--- Record extracts ---

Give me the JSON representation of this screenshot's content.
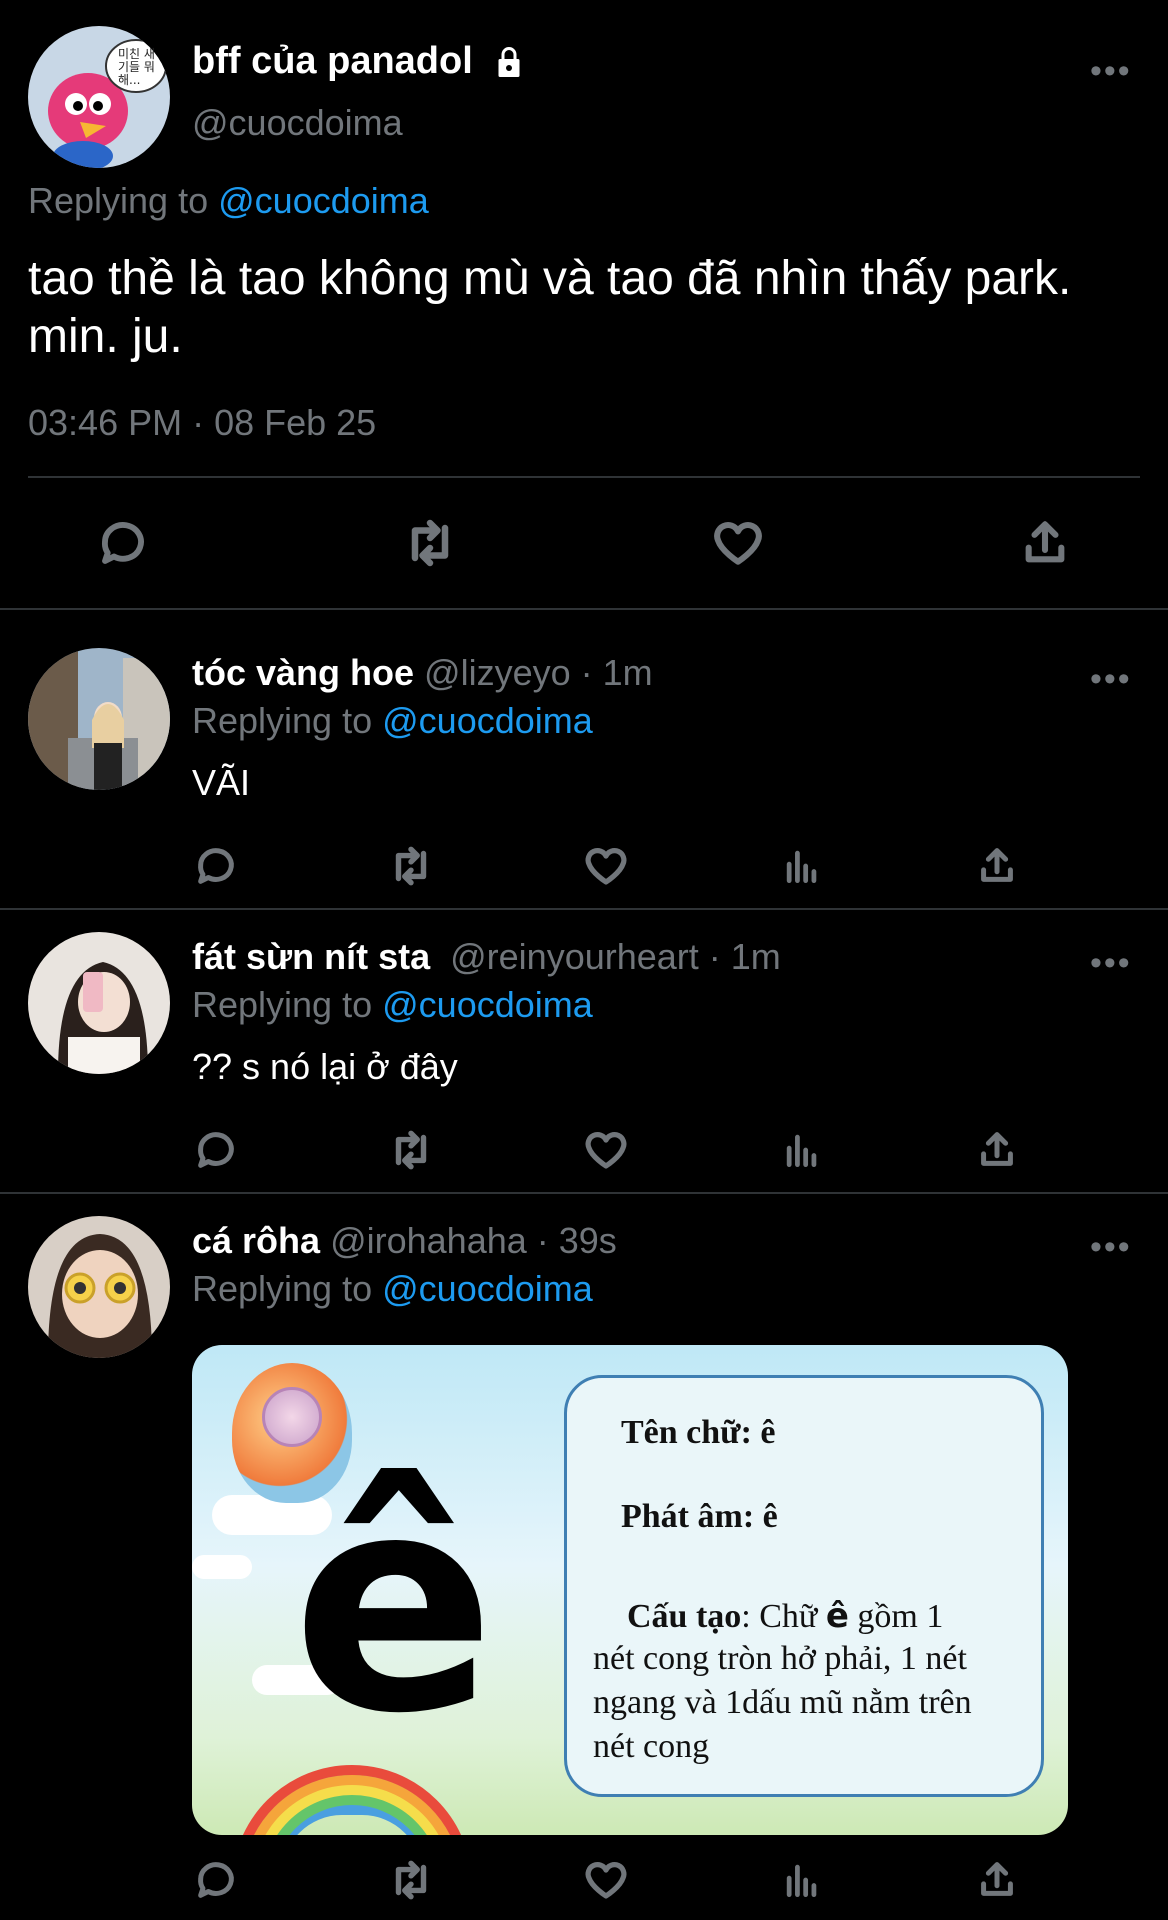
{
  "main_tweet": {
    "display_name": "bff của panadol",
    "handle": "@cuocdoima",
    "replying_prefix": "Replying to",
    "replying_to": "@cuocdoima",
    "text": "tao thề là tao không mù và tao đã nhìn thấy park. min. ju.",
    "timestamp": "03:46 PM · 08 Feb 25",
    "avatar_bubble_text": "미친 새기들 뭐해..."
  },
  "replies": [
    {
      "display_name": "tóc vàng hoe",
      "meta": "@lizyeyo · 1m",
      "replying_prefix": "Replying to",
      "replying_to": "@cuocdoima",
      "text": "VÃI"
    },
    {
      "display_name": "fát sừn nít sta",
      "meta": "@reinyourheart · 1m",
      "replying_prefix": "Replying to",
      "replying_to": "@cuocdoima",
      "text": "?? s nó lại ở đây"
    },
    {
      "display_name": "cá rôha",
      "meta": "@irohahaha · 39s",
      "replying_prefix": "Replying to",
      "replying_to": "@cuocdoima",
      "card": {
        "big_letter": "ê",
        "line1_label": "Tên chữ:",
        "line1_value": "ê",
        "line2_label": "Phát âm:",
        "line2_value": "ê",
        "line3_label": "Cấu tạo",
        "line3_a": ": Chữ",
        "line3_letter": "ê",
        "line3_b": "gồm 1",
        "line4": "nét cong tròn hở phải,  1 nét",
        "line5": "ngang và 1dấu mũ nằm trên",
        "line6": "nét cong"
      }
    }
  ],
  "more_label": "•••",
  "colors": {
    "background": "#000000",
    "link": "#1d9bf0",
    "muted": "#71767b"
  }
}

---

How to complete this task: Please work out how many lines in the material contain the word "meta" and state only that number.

Response: 3